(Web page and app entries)
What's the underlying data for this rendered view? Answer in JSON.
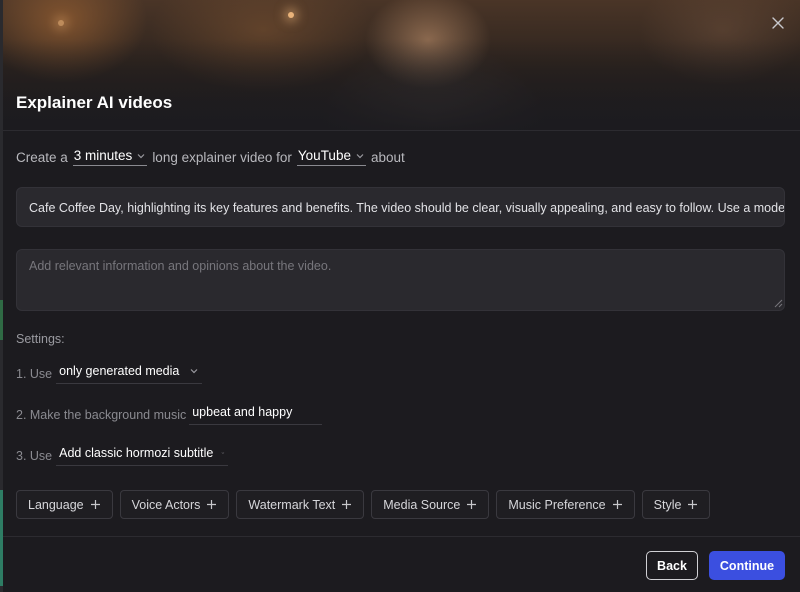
{
  "modal": {
    "title": "Explainer AI videos",
    "close_icon": "close-icon"
  },
  "prompt": {
    "prefix": "Create a",
    "duration": "3 minutes",
    "middle": "long explainer video for",
    "platform": "YouTube",
    "suffix": "about"
  },
  "topic": {
    "value": "Cafe Coffee Day, highlighting its key features and benefits. The video should be clear, visually appealing, and easy to follow. Use a moder"
  },
  "info": {
    "placeholder": "Add relevant information and opinions about the video."
  },
  "settings": {
    "label": "Settings:",
    "media_prefix": "1. Use",
    "media_value": "only generated media",
    "music_prefix": "2. Make the background music",
    "music_value": "upbeat and happy",
    "subtitle_prefix": "3. Use",
    "subtitle_value": "Add classic hormozi subtitle"
  },
  "chips": [
    {
      "label": "Language"
    },
    {
      "label": "Voice Actors"
    },
    {
      "label": "Watermark Text"
    },
    {
      "label": "Media Source"
    },
    {
      "label": "Music Preference"
    },
    {
      "label": "Style"
    }
  ],
  "footer": {
    "back_label": "Back",
    "continue_label": "Continue"
  },
  "colors": {
    "accent": "#3b4fe0",
    "background": "#1c1b1f"
  }
}
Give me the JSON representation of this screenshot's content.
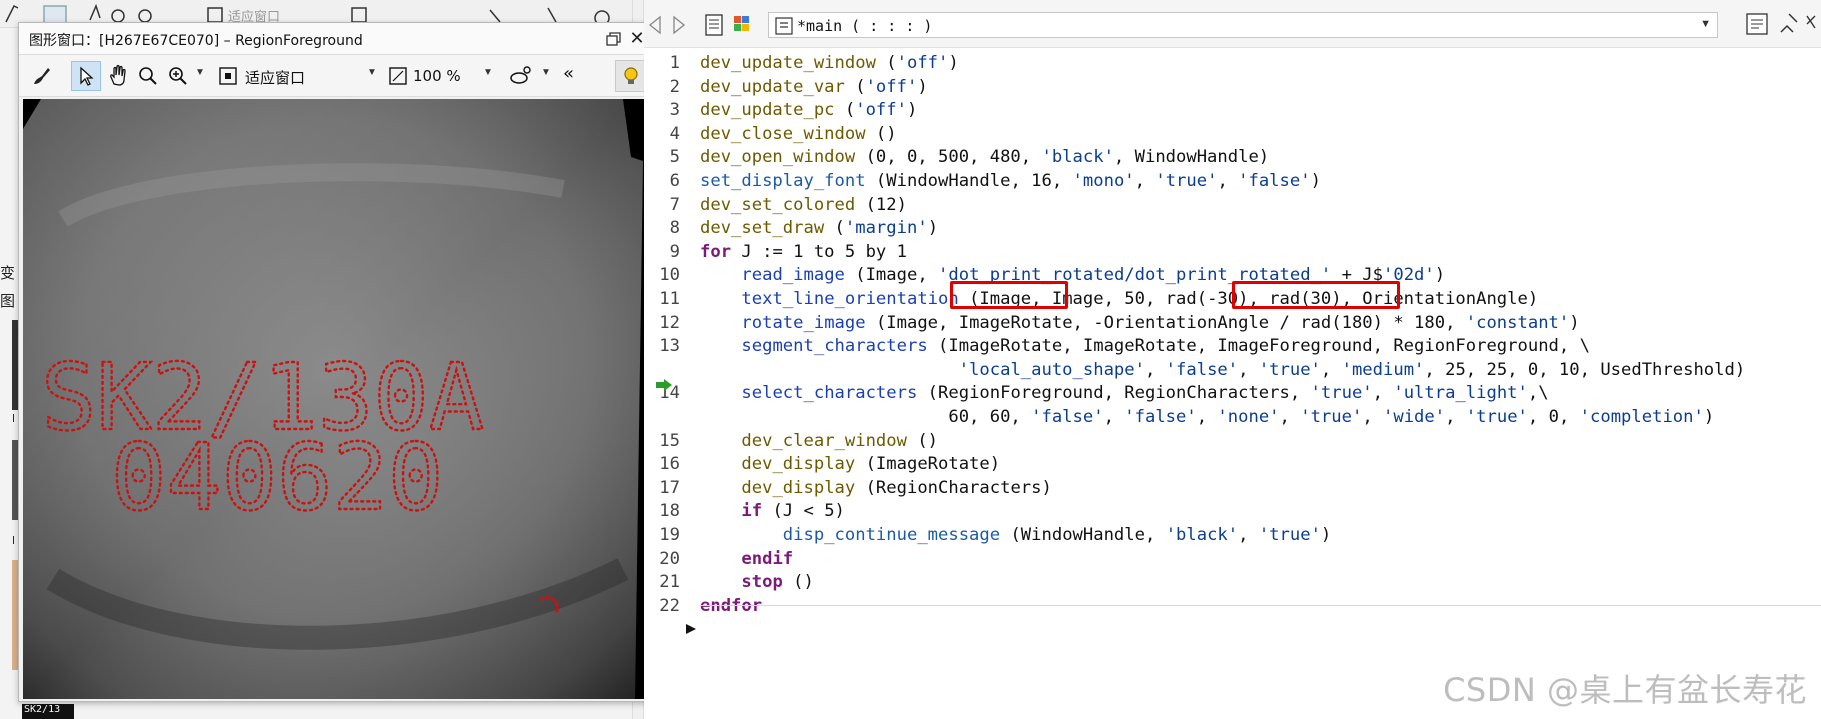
{
  "graphics_window": {
    "title": "图形窗口：[H267E67CE070] – RegionForeground",
    "toolbar": {
      "fit_label": "适应窗口",
      "zoom_label": "100 %",
      "collapse_label": "«"
    },
    "overlay_text_row1": "SK2/130A",
    "overlay_text_row2": "040620"
  },
  "background": {
    "left_labels": [
      "变",
      "图",
      "l",
      "l"
    ],
    "bottom_label": "SK2/13",
    "toolbar_label": "适应窗口"
  },
  "editor": {
    "procedure_label": "*main ( : : : )",
    "lines": [
      {
        "n": "1",
        "tokens": [
          [
            "c-proc",
            "dev_update_window"
          ],
          [
            "c-var",
            " ("
          ],
          [
            "c-str",
            "'off'"
          ],
          [
            "c-var",
            ")"
          ]
        ]
      },
      {
        "n": "2",
        "tokens": [
          [
            "c-proc",
            "dev_update_var"
          ],
          [
            "c-var",
            " ("
          ],
          [
            "c-str",
            "'off'"
          ],
          [
            "c-var",
            ")"
          ]
        ]
      },
      {
        "n": "3",
        "tokens": [
          [
            "c-proc",
            "dev_update_pc"
          ],
          [
            "c-var",
            " ("
          ],
          [
            "c-str",
            "'off'"
          ],
          [
            "c-var",
            ")"
          ]
        ]
      },
      {
        "n": "4",
        "tokens": [
          [
            "c-proc",
            "dev_close_window"
          ],
          [
            "c-var",
            " ()"
          ]
        ]
      },
      {
        "n": "5",
        "tokens": [
          [
            "c-proc",
            "dev_open_window"
          ],
          [
            "c-var",
            " (0, 0, 500, 480, "
          ],
          [
            "c-str",
            "'black'"
          ],
          [
            "c-var",
            ", WindowHandle)"
          ]
        ]
      },
      {
        "n": "6",
        "tokens": [
          [
            "c-bi",
            "set_display_font"
          ],
          [
            "c-var",
            " (WindowHandle, 16, "
          ],
          [
            "c-str",
            "'mono'"
          ],
          [
            "c-var",
            ", "
          ],
          [
            "c-str",
            "'true'"
          ],
          [
            "c-var",
            ", "
          ],
          [
            "c-str",
            "'false'"
          ],
          [
            "c-var",
            ")"
          ]
        ]
      },
      {
        "n": "7",
        "tokens": [
          [
            "c-proc",
            "dev_set_colored"
          ],
          [
            "c-var",
            " (12)"
          ]
        ]
      },
      {
        "n": "8",
        "tokens": [
          [
            "c-proc",
            "dev_set_draw"
          ],
          [
            "c-var",
            " ("
          ],
          [
            "c-str",
            "'margin'"
          ],
          [
            "c-var",
            ")"
          ]
        ]
      },
      {
        "n": "9",
        "tokens": [
          [
            "c-kw",
            "for"
          ],
          [
            "c-var",
            " J := 1 to 5 by 1"
          ]
        ]
      },
      {
        "n": "10",
        "tokens": [
          [
            "c-var",
            "    "
          ],
          [
            "c-op",
            "read_image"
          ],
          [
            "c-var",
            " (Image, "
          ],
          [
            "c-str",
            "'dot_print_rotated/dot_print_rotated_'"
          ],
          [
            "c-var",
            " + J$"
          ],
          [
            "c-str",
            "'02d'"
          ],
          [
            "c-var",
            ")"
          ]
        ]
      },
      {
        "n": "11",
        "tokens": [
          [
            "c-var",
            "    "
          ],
          [
            "c-op",
            "text_line_orientation"
          ],
          [
            "c-var",
            " (Image, Image, 50, rad(-30), rad(30), OrientationAngle)"
          ]
        ]
      },
      {
        "n": "12",
        "tokens": [
          [
            "c-var",
            "    "
          ],
          [
            "c-op",
            "rotate_image"
          ],
          [
            "c-var",
            " (Image, ImageRotate, -OrientationAngle / rad(180) * 180, "
          ],
          [
            "c-str",
            "'constant'"
          ],
          [
            "c-var",
            ")"
          ]
        ]
      },
      {
        "n": "13",
        "tokens": [
          [
            "c-var",
            "    "
          ],
          [
            "c-op",
            "segment_characters"
          ],
          [
            "c-var",
            " (ImageRotate, ImageRotate, ImageForeground, RegionForeground, \\"
          ]
        ]
      },
      {
        "n": "",
        "tokens": [
          [
            "c-var",
            "                         "
          ],
          [
            "c-str",
            "'local_auto_shape'"
          ],
          [
            "c-var",
            ", "
          ],
          [
            "c-str",
            "'false'"
          ],
          [
            "c-var",
            ", "
          ],
          [
            "c-str",
            "'true'"
          ],
          [
            "c-var",
            ", "
          ],
          [
            "c-str",
            "'medium'"
          ],
          [
            "c-var",
            ", 25, 25, 0, 10, UsedThreshold)"
          ]
        ]
      },
      {
        "n": "14",
        "tokens": [
          [
            "c-var",
            "    "
          ],
          [
            "c-op",
            "select_characters"
          ],
          [
            "c-var",
            " (RegionForeground, RegionCharacters, "
          ],
          [
            "c-str",
            "'true'"
          ],
          [
            "c-var",
            ", "
          ],
          [
            "c-str",
            "'ultra_light'"
          ],
          [
            "c-var",
            ",\\"
          ]
        ]
      },
      {
        "n": "",
        "tokens": [
          [
            "c-var",
            "                        60, 60, "
          ],
          [
            "c-str",
            "'false'"
          ],
          [
            "c-var",
            ", "
          ],
          [
            "c-str",
            "'false'"
          ],
          [
            "c-var",
            ", "
          ],
          [
            "c-str",
            "'none'"
          ],
          [
            "c-var",
            ", "
          ],
          [
            "c-str",
            "'true'"
          ],
          [
            "c-var",
            ", "
          ],
          [
            "c-str",
            "'wide'"
          ],
          [
            "c-var",
            ", "
          ],
          [
            "c-str",
            "'true'"
          ],
          [
            "c-var",
            ", 0, "
          ],
          [
            "c-str",
            "'completion'"
          ],
          [
            "c-var",
            ")"
          ]
        ]
      },
      {
        "n": "15",
        "tokens": [
          [
            "c-var",
            "    "
          ],
          [
            "c-proc",
            "dev_clear_window"
          ],
          [
            "c-var",
            " ()"
          ]
        ]
      },
      {
        "n": "16",
        "tokens": [
          [
            "c-var",
            "    "
          ],
          [
            "c-proc",
            "dev_display"
          ],
          [
            "c-var",
            " (ImageRotate)"
          ]
        ]
      },
      {
        "n": "17",
        "tokens": [
          [
            "c-var",
            "    "
          ],
          [
            "c-proc",
            "dev_display"
          ],
          [
            "c-var",
            " (RegionCharacters)"
          ]
        ]
      },
      {
        "n": "18",
        "tokens": [
          [
            "c-var",
            "    "
          ],
          [
            "c-kw",
            "if"
          ],
          [
            "c-var",
            " (J < 5)"
          ]
        ]
      },
      {
        "n": "19",
        "tokens": [
          [
            "c-var",
            "        "
          ],
          [
            "c-bi",
            "disp_continue_message"
          ],
          [
            "c-var",
            " (WindowHandle, "
          ],
          [
            "c-str",
            "'black'"
          ],
          [
            "c-var",
            ", "
          ],
          [
            "c-str",
            "'true'"
          ],
          [
            "c-var",
            ")"
          ]
        ]
      },
      {
        "n": "20",
        "tokens": [
          [
            "c-var",
            "    "
          ],
          [
            "c-kw",
            "endif"
          ]
        ]
      },
      {
        "n": "21",
        "tokens": [
          [
            "c-var",
            "    "
          ],
          [
            "c-kw",
            "stop"
          ],
          [
            "c-var",
            " ()"
          ]
        ]
      },
      {
        "n": "22",
        "tokens": [
          [
            "c-kw",
            "endfor"
          ]
        ]
      }
    ]
  },
  "highlights": [
    "ImageRotate",
    "RegionForeground"
  ],
  "watermark": "CSDN @桌上有盆长寿花",
  "colors": {
    "highlight": "#e00000",
    "overlay": "#cc1111"
  }
}
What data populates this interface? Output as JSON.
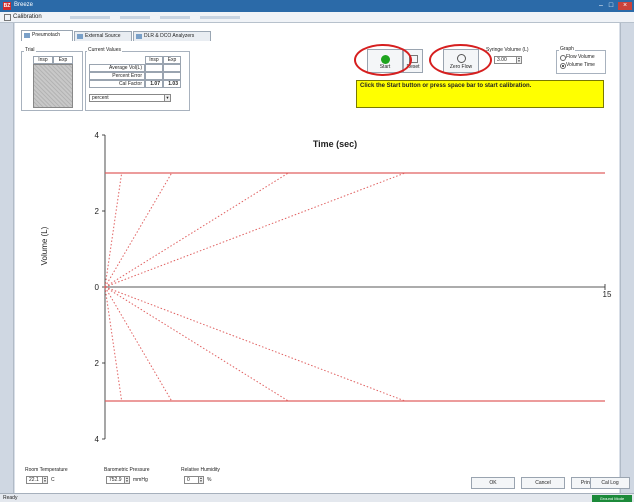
{
  "window": {
    "title": "Breeze",
    "logo": "BZ"
  },
  "menubar": {
    "label": "Calibration"
  },
  "tabs": [
    {
      "label": "Pneumotach",
      "icon": "pneumotach-icon"
    },
    {
      "label": "External Source",
      "icon": "external-source-icon"
    },
    {
      "label": "DLR & DCO Analyzers",
      "icon": "analyzer-icon"
    }
  ],
  "trial": {
    "label": "Trial",
    "insp": "Insp",
    "exp": "Exp"
  },
  "current_values": {
    "label": "Current Values",
    "insp": "Insp",
    "exp": "Exp",
    "rows": [
      {
        "name": "Average Vol(L)",
        "insp": "",
        "exp": ""
      },
      {
        "name": "Percent Error",
        "insp": "",
        "exp": ""
      },
      {
        "name": "Cal Factor",
        "insp": "1.07",
        "exp": "1.03"
      }
    ],
    "select_value": "percent"
  },
  "buttons": {
    "start": "Start",
    "reset": "Reset",
    "zero_flow": "Zero Flow",
    "ok": "OK",
    "cancel": "Cancel",
    "print": "Print",
    "cal_log": "Cal Log"
  },
  "syringe": {
    "label": "Syringe Volume (L)",
    "value": "3.00"
  },
  "graph_options": {
    "label": "Graph",
    "flow_volume": "Flow Volume",
    "volume_time": "Volume Time",
    "selected": "Volume Time"
  },
  "message": "Click the Start button or press space bar to start calibration.",
  "chart_data": {
    "type": "line",
    "title": "Time (sec)",
    "xlabel": "Time (sec)",
    "ylabel": "Volume (L)",
    "xlim": [
      0,
      15
    ],
    "ylim": [
      -4,
      4
    ],
    "y_ticks": [
      "4",
      "2",
      "0",
      "2",
      "4"
    ],
    "x_ticks": [
      "0",
      "15"
    ],
    "grid": false,
    "color": "#e06060",
    "target_lines": [
      3,
      -3
    ],
    "series_endpoints": [
      {
        "x": 0.5,
        "y": 3
      },
      {
        "x": 2.0,
        "y": 3
      },
      {
        "x": 5.5,
        "y": 3
      },
      {
        "x": 9.0,
        "y": 3
      },
      {
        "x": 0.5,
        "y": -3
      },
      {
        "x": 2.0,
        "y": -3
      },
      {
        "x": 5.5,
        "y": -3
      },
      {
        "x": 9.0,
        "y": -3
      }
    ]
  },
  "bottom_fields": {
    "room_temperature": {
      "label": "Room Temperature",
      "value": "22.1",
      "unit": "C"
    },
    "barometric_pressure": {
      "label": "Barometric Pressure",
      "value": "752.9",
      "unit": "mmHg"
    },
    "relative_humidity": {
      "label": "Relative Humidity",
      "value": "0",
      "unit": "%"
    }
  },
  "status": {
    "text": "Ready",
    "badge": "Ground Mode"
  }
}
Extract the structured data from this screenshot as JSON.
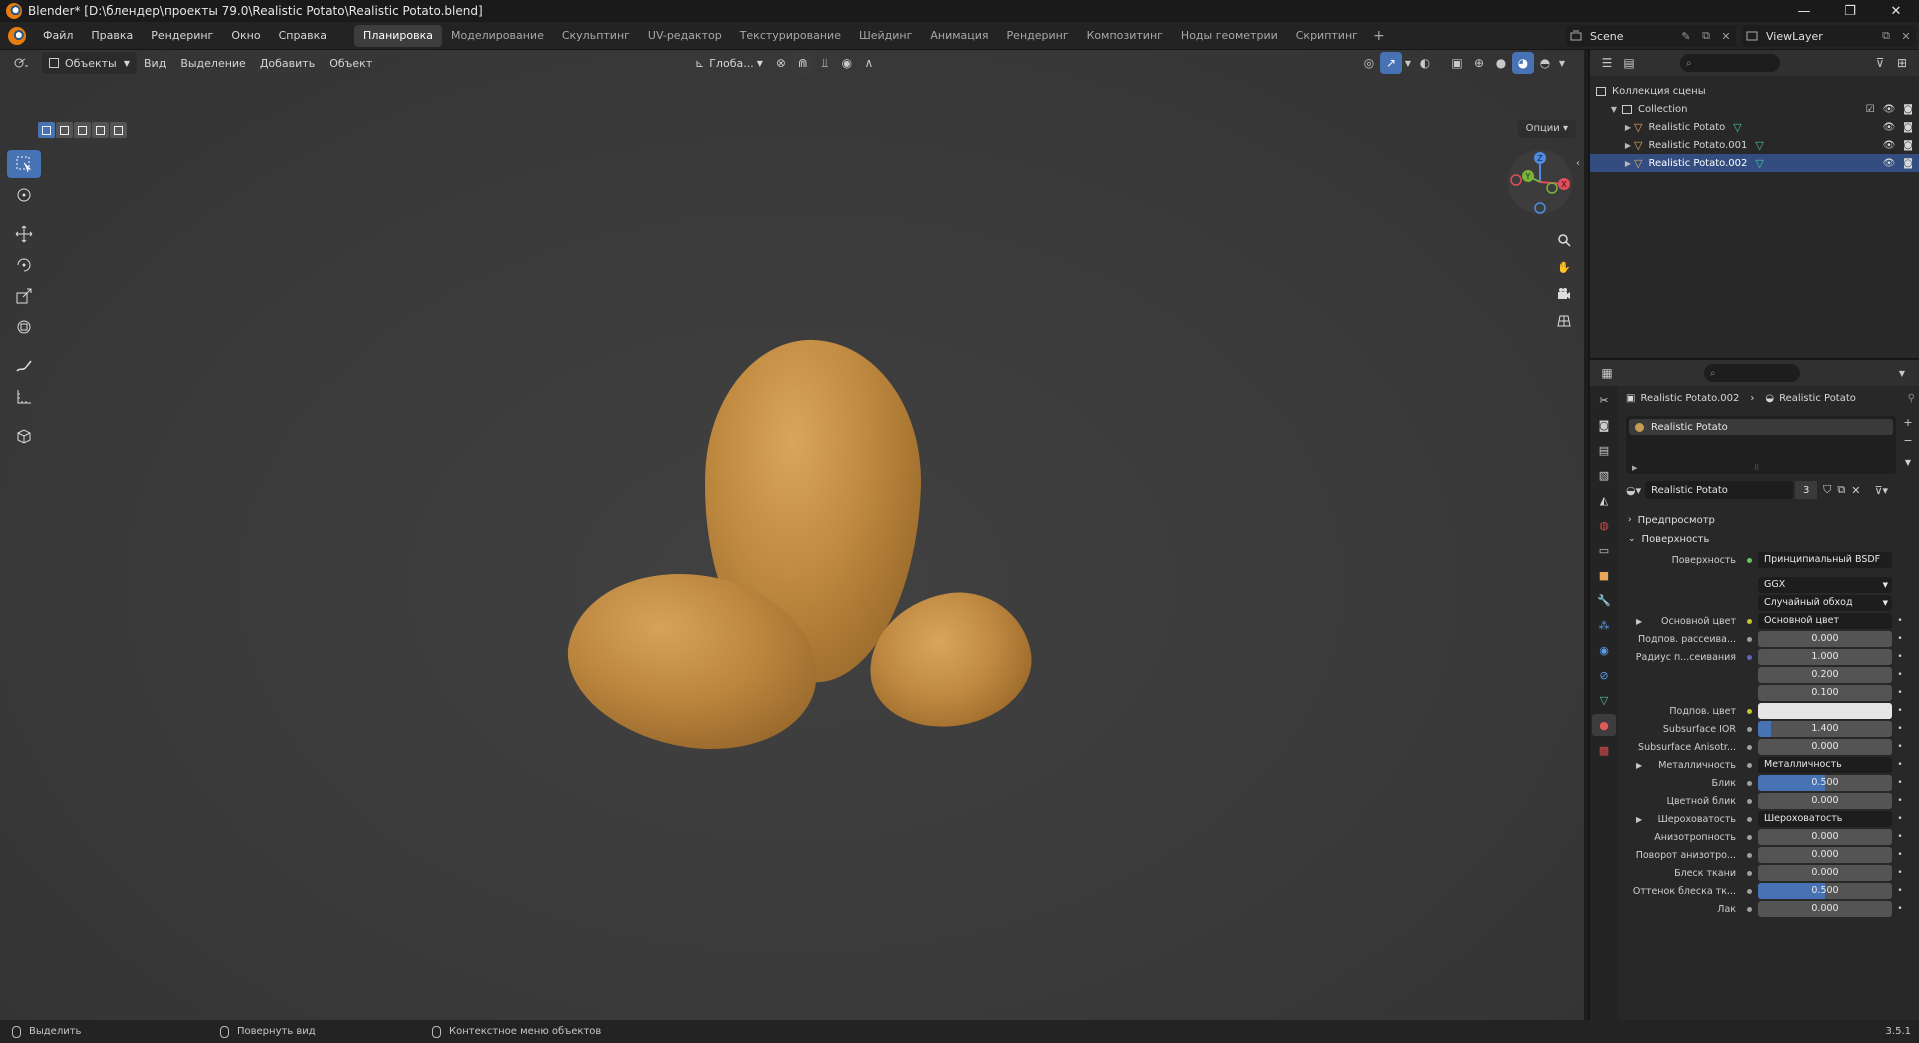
{
  "window": {
    "title": "Blender* [D:\\блендер\\проекты 79.0\\Realistic Potato\\Realistic Potato.blend]",
    "controls": [
      "—",
      "❐",
      "✕"
    ]
  },
  "menu": [
    "Файл",
    "Правка",
    "Рендеринг",
    "Окно",
    "Справка"
  ],
  "workspaces": {
    "tabs": [
      "Планировка",
      "Моделирование",
      "Скульптинг",
      "UV-редактор",
      "Текстурирование",
      "Шейдинг",
      "Анимация",
      "Рендеринг",
      "Композитинг",
      "Ноды геометрии",
      "Скриптинг"
    ],
    "active": "Планировка",
    "plus": "+"
  },
  "scene": {
    "name": "Scene"
  },
  "view_layer": {
    "name": "ViewLayer"
  },
  "viewport": {
    "mode": "Объекты",
    "menus": [
      "Вид",
      "Выделение",
      "Добавить",
      "Объект"
    ],
    "orientation": "Глоба...",
    "options_label": "Опции"
  },
  "gizmo": {
    "x": "X",
    "y": "Y",
    "z": "Z"
  },
  "outliner": {
    "root": "Коллекция сцены",
    "collection": "Collection",
    "objects": [
      {
        "name": "Realistic Potato",
        "selected": false
      },
      {
        "name": "Realistic Potato.001",
        "selected": false
      },
      {
        "name": "Realistic Potato.002",
        "selected": true
      }
    ]
  },
  "properties": {
    "breadcrumb": {
      "object": "Realistic Potato.002",
      "material": "Realistic Potato"
    },
    "slot": "Realistic Potato",
    "material_name": "Realistic Potato",
    "material_users": "3",
    "panels": {
      "preview": "Предпросмотр",
      "surface": "Поверхность"
    },
    "surface_label": "Поверхность",
    "surface_shader": "Принципиальный BSDF",
    "distribution": "GGX",
    "subsurface_method": "Случайный обход",
    "rows": [
      {
        "label": "Основной цвет",
        "value": "Основной цвет",
        "kind": "link",
        "dot": "col",
        "expander": true
      },
      {
        "label": "Подпов. рассеива...",
        "value": "0.000",
        "kind": "num",
        "dot": "flt"
      },
      {
        "label": "Радиус п...сеивания",
        "value": "1.000",
        "kind": "num",
        "dot": "vec"
      },
      {
        "label": "",
        "value": "0.200",
        "kind": "num",
        "dot": ""
      },
      {
        "label": "",
        "value": "0.100",
        "kind": "num",
        "dot": ""
      },
      {
        "label": "Подпов. цвет",
        "value": "",
        "kind": "color",
        "dot": "col"
      },
      {
        "label": "Subsurface IOR",
        "value": "1.400",
        "kind": "num",
        "dot": "flt",
        "fill": 0.1
      },
      {
        "label": "Subsurface Anisotr...",
        "value": "0.000",
        "kind": "num",
        "dot": "flt"
      },
      {
        "label": "Металличность",
        "value": "Металличность",
        "kind": "link",
        "dot": "flt",
        "expander": true
      },
      {
        "label": "Блик",
        "value": "0.500",
        "kind": "num",
        "dot": "flt",
        "fill": 0.5
      },
      {
        "label": "Цветной блик",
        "value": "0.000",
        "kind": "num",
        "dot": "flt"
      },
      {
        "label": "Шероховатость",
        "value": "Шероховатость",
        "kind": "link",
        "dot": "flt",
        "expander": true
      },
      {
        "label": "Анизотропность",
        "value": "0.000",
        "kind": "num",
        "dot": "flt"
      },
      {
        "label": "Поворот анизотро...",
        "value": "0.000",
        "kind": "num",
        "dot": "flt"
      },
      {
        "label": "Блеск ткани",
        "value": "0.000",
        "kind": "num",
        "dot": "flt"
      },
      {
        "label": "Оттенок блеска тк...",
        "value": "0.500",
        "kind": "num",
        "dot": "flt",
        "fill": 0.5
      },
      {
        "label": "Лак",
        "value": "0.000",
        "kind": "num",
        "dot": "flt"
      }
    ]
  },
  "status": {
    "select": "Выделить",
    "rotate": "Повернуть вид",
    "context": "Контекстное меню объектов",
    "version": "3.5.1"
  }
}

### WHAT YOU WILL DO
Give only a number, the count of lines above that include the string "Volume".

### RESULT FOR THIS TASK
5